  • According to the Act No. 27/2000 on Prohibition on Termination of Employment Due to Family Responsibilities, an employee may not be dismissed solely on the grounds of family responsibilities that he bears. This applies to the duties of the employee as regards children, spouse or close relatives that reside in the same household and clearly require his/her care or guardianship due to e.g. illness or disability.

  • It is prohibited to dismiss an employee who has requested changes on the basis of Act No. 150/2020 on the Equal Status and Equal Rights of Women and Men.

    This prohibition applies for one year after the corrective measure request has been submitted.

  • A new Act on the Protection of Whistleblowers came into force on 1 January 2020. The Act provides for certain protection for employees who provide information on legal infractions or other objectionable conduct practised in the operation of their employer. The protection is on the condition that the employee has followed the provisions of law and follows the rules provided therein. The objective of the Act is to encourage the disclosure of violations of law and other objectionable behaviour in the operations of companies and thereby reduce such conduct. Employees are thereby provided with the opportunity to disclose information and/or share data in good faith as regards violations of law to parties who can ensure the cessation of such violations of law or objectionable conduct.

    The protection means that the dissemination of this information is not considered a breach of the confidentiality obligations to which the employee is bound. Such disclosure is not considered criminally punishable or liable for the person in question and cannot lead to administrative consequences or onerous measures against employee rights.

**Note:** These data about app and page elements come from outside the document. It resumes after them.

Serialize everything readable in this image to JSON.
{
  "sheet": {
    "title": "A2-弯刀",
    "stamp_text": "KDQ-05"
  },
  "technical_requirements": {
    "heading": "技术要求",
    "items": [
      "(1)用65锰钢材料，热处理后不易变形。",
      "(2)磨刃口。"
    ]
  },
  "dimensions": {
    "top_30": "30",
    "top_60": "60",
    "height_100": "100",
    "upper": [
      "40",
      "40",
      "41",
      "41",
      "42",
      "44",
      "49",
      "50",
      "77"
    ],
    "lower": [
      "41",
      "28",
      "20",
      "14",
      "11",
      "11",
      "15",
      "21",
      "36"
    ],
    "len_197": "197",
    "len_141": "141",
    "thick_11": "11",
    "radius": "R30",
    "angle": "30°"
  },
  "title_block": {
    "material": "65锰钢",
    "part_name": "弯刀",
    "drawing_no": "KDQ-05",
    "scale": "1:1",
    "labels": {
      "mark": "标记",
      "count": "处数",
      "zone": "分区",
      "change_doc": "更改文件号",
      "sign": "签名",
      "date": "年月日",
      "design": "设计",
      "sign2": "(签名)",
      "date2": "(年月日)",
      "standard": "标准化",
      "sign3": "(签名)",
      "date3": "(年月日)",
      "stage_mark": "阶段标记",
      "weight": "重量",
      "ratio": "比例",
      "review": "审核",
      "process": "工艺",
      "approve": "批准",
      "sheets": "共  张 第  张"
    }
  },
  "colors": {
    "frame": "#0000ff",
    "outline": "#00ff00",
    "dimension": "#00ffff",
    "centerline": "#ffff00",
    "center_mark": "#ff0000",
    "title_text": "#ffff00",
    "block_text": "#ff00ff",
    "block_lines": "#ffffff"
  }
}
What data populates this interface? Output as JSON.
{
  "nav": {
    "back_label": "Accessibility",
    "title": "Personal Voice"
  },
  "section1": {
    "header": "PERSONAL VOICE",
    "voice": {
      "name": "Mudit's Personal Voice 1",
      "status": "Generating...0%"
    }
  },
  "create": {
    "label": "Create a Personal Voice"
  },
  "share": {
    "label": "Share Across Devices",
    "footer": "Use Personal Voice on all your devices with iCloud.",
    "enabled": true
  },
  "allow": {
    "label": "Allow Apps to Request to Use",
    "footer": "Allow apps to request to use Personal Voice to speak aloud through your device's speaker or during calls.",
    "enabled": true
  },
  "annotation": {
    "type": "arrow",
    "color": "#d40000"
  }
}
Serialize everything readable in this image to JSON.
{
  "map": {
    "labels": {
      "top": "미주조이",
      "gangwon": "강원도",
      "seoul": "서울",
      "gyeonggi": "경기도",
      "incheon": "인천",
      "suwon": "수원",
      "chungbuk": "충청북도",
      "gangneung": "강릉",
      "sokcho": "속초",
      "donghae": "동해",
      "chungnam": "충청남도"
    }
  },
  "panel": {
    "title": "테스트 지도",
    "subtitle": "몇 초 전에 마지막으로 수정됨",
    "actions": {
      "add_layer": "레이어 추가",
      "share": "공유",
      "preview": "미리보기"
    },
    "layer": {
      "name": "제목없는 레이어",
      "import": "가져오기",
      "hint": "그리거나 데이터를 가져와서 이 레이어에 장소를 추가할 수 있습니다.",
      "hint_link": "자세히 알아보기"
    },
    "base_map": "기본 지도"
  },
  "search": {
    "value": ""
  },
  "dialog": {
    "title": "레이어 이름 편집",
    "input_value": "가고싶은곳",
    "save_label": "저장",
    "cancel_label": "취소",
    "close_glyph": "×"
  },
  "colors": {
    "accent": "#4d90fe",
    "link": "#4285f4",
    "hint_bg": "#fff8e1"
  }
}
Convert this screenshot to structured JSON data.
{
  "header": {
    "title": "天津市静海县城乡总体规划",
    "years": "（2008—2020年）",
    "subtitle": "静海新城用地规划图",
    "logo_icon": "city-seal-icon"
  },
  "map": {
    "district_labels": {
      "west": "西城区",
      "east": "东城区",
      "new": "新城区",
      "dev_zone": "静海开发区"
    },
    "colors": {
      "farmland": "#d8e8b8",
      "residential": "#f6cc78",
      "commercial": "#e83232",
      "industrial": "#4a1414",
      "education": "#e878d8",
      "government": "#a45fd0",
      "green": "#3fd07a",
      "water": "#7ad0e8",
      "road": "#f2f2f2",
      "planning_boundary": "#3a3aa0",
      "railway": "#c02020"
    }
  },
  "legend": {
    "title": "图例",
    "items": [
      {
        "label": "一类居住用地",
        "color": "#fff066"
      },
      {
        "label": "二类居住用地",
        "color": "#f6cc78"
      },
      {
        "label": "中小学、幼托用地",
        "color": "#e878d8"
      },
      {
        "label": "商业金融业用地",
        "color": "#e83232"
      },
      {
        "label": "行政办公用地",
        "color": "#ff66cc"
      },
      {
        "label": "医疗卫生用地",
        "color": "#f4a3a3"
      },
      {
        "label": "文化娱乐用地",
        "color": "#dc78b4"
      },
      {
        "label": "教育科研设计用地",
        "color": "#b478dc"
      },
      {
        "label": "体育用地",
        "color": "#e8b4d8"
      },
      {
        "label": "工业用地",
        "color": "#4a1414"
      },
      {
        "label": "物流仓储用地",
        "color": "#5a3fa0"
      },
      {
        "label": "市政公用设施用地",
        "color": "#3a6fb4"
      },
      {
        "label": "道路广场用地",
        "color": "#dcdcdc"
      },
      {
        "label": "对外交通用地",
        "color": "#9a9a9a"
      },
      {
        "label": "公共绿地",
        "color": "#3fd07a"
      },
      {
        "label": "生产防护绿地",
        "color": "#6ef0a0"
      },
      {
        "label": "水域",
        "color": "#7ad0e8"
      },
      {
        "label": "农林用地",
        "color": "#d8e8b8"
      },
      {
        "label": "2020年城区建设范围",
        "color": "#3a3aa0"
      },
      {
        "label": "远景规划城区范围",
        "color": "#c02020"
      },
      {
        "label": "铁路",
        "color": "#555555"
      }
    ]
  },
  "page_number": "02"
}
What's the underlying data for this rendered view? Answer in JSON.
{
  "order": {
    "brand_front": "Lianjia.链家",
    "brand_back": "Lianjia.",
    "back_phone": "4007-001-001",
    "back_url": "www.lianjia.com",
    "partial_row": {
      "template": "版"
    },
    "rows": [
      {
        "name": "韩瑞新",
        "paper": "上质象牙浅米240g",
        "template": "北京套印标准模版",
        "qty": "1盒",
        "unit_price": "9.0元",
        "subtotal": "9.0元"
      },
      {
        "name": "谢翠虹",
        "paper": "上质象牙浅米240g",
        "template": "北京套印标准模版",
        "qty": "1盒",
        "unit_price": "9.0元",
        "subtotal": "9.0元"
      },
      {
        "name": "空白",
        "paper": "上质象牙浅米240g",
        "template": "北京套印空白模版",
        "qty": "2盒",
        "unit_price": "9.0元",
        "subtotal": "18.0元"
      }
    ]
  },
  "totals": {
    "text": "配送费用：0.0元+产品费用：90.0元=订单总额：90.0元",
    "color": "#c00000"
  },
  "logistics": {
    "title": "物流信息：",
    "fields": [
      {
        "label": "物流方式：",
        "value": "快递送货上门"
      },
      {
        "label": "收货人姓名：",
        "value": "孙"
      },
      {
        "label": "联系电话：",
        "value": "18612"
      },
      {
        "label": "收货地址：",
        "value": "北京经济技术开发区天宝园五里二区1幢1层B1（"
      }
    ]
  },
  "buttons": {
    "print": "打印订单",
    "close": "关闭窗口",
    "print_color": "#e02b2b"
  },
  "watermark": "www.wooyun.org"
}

    The Act states that in companies employing, as a rule, 50 employees on a yearly basis must, in consultation with employees, establish rules of procedure regarding these laws. The purpose of this is to make it easier for employees to utilise the laws and to make it easier for employers to respond to such dissemination. AOSH is responsible for monitoring that employers establish such rules. 

  • According to Article 1 of Act No. 80/1938 on Trade Unions and Industrial Disputes, employers, foremen and other representatives of employers are not permitted to attempt to influence the political views of their workers, their attitude to dealing with trade unions or political association or industrial disputes by terminating their employment or threatening such termination. It also prohibits influencing employees through monetary payments, promises of profit or refusal to effect just payments.